というエッセイをアーノルド・クリングがNational Affairs書いている(H/T Mostly Economics、原題は「How Effective is Economic Theory?」)。

Instead of "science," we might want to think about economics in terms of "effective theory." As explained by Harvard physicist Lisa Randall,

Effective theory is a valuable concept when we ask how scientific theories advance, and what we mean when we say something is right or wrong. Newton's laws work extremely well. They are sufficient to devise the path by which we can send a satellite to the far reaches of the Solar System and to construct a bridge that won't collapse. Yet we know quantum mechanics and relativity are the deeper underlying theories. Newton's laws are approximations that work at relatively low speeds and for large macroscopic objects. What's more is that an effective theory tells us precisely its limitations — the conditions and values of parameters for which the theory breaks down. The laws of the effective theory succeed until we reach its limitations when these assumptions are no longer true or our measurements or requirements become increasingly precise.
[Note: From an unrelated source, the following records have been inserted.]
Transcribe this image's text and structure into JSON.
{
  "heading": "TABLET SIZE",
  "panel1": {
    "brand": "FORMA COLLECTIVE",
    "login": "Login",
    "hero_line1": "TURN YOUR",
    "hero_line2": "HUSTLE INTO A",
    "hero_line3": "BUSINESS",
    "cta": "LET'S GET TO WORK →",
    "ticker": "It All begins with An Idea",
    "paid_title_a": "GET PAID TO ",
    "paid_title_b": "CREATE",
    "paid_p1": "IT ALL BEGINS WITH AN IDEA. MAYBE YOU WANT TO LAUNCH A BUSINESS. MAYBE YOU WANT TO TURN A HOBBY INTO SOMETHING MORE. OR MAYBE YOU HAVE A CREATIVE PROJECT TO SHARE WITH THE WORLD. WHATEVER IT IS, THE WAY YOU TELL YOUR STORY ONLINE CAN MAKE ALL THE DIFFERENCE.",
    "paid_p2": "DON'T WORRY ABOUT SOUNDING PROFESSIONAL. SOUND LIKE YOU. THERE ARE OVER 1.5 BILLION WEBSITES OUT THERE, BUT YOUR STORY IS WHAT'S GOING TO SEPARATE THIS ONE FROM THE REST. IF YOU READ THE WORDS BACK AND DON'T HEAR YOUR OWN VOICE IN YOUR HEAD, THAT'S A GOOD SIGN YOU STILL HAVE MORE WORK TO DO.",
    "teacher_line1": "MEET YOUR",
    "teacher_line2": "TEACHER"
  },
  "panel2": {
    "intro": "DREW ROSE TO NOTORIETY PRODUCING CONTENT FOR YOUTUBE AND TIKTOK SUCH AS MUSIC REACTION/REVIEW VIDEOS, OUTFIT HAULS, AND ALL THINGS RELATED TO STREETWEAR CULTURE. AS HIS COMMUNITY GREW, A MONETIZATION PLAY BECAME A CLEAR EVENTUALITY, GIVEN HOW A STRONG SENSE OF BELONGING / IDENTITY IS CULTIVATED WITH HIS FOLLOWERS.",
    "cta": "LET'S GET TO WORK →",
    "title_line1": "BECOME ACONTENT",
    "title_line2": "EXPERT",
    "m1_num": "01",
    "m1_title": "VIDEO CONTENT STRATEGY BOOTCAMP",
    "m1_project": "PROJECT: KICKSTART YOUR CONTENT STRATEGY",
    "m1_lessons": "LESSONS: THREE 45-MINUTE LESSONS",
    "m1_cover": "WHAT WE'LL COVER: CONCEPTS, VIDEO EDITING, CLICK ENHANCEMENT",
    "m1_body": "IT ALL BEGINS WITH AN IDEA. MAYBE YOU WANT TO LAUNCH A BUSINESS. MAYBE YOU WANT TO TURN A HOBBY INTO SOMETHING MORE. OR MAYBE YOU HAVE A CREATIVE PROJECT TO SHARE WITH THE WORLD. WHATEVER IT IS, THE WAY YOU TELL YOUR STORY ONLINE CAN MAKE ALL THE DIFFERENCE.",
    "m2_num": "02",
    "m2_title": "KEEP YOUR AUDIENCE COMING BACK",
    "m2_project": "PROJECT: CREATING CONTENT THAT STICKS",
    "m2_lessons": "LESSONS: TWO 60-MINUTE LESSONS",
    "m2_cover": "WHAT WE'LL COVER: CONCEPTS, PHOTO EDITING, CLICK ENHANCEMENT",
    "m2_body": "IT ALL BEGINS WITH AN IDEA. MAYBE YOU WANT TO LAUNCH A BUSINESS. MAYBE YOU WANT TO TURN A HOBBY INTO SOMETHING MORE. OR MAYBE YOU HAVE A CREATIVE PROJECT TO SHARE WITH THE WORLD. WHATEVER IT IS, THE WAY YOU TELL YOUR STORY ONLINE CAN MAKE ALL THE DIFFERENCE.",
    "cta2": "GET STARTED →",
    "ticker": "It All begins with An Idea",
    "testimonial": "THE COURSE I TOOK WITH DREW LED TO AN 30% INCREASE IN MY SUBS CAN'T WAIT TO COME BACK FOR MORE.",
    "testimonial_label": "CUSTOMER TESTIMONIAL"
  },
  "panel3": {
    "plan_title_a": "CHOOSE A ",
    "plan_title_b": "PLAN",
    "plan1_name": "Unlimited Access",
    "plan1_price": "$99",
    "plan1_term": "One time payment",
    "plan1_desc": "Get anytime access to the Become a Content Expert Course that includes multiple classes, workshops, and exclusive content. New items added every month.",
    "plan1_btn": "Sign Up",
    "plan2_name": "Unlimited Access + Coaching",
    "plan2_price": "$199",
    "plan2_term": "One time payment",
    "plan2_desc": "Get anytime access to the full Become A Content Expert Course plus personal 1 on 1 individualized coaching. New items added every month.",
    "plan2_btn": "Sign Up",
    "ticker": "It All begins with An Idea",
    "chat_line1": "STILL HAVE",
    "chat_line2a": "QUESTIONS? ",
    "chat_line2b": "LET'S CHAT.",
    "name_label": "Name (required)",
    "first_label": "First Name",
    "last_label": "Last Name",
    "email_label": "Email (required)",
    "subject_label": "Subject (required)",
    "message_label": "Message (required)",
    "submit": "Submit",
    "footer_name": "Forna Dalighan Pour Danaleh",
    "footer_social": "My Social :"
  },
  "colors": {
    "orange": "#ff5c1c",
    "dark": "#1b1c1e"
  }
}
Whereas the term "science" often is used to connote absolute truth in an almost religious sense, effective theory is provisional. When we are certain that in a particular context a theory will work, then and only then is the theory effective.
Over the last 50 years, questions about the effectiveness of economic theory have revolved around five interlocking subjects in particular: mathematical modeling, homo economicus, objectivity, testing procedures, and the particular status of the sub-discipline of macroeconomics.




Structure of Economic Science: Essays on Methodology

Structure of Economic Science: Essays on Methodology


  • 数学モデルに対する信頼性は1980年頃にピークを迎えたが、現在ではかつてほどの信頼は寄せられていない。
  • 行動経済学の発展によって、経済学者はかつてほどホモ・エコノミクスの合理性のモデル化に執着しなくなった。
  • 客観性については、最近、ポール・ローマーの数学もどき批判があった*2
  • 検証過程については、モデルに対するルーカス批判もさることながら、Edward Leamerの「Let's Take the Con Out of Econometrics」(1983)論文*3による計量経済学における検証の恣意性への批判がより重大な影響を与えた。現在では自然実験や実験経済学が主流となっており、かつての重回帰が主流の時代とは様変わりした。
  • スタグフレーションによってマクロ経済学は危機を迎えた。即ち、ケインズ経済学はその有効性が疑問視されるようになった。しかし、大平穏期を経て、金融政策を重視する形で一応のコンセンサスに達した。金融危機後も、危機から得られた知見を取り込む形でコンセンサスを維持している。


Although economics is not now in a state of abject crisis, as it was in the late '70s, it is nonetheless likely to be entering a period of great change on all five of the disciplinary challenges we have been tracing.
First, there is reason to believe that in the coming years economists will reluctantly come to recognize the importance of mental-cultural factors as determinants of economic outcomes, reducing the power of mathematical modeling as an approach.
Second, and very much related to the likely decline in the prominence of modeling, economists are likely also to reluctantly come to recognize that, because cultural factors matter, the simple model of the individual homo economicus has only limited applicability.
Because ideas and cultural context matter, there are many potential causal factors in economic phenomena. Those curmudgeons who argued that economics is not a "closed system" were correct. It is up to each economist to choose which causal factors to study and which to ignore. Unfortunately, this means that it is possible for different economists to arrive at — and to stick with — different conclusions based on predilections.
And this points to the third plausible development in economic theory. There is a very real possibility that over the next 20 years academic economics will congeal into a discipline, like sociology today, which is definitively shaped by an ideologically driven point of view.
Fourth, it seems unavoidable that economists will reluctantly come to recognize that they deal in the realm of patterns and stories, rather than decisive hypothesis testing. It simply isn't possible for economists and other social scientists to achieve the same rigor as is found in the natural sciences, and economists seem increasingly to be accepting this reality. One favorable sign is the increased focus on replicability of empirical work in economics.

Finally, we come to the special case of macroeconomists, who were in an acknowledged state of crisis in 1980 but are oddly complacent today. My own view is that the attempt to interpret economic phenomena in aggregative terms, as if all workers were identical and all investment were in machinery, is proving untenable. ...
A few economists, led by Daron Acemoglu, have started to look at industry linkages. They are finding that various industry clusters respond to events in different ways. This increasing study of divergence could point toward the death of macroeconomic modeling as I learned it in graduate school and as it has until recently been taught.

*1:cf. ここ

*2:cf. ここ

*3:cf. ここ

*4:前掲書に寄稿したEmile GrunbergとKenneth Bouldingや、1980年のThe Public Interest(National Affairsの「前身」)特集号邦訳)「The Crisis in Economic Theory」に寄稿したダニエル・ベルを指すと思われる。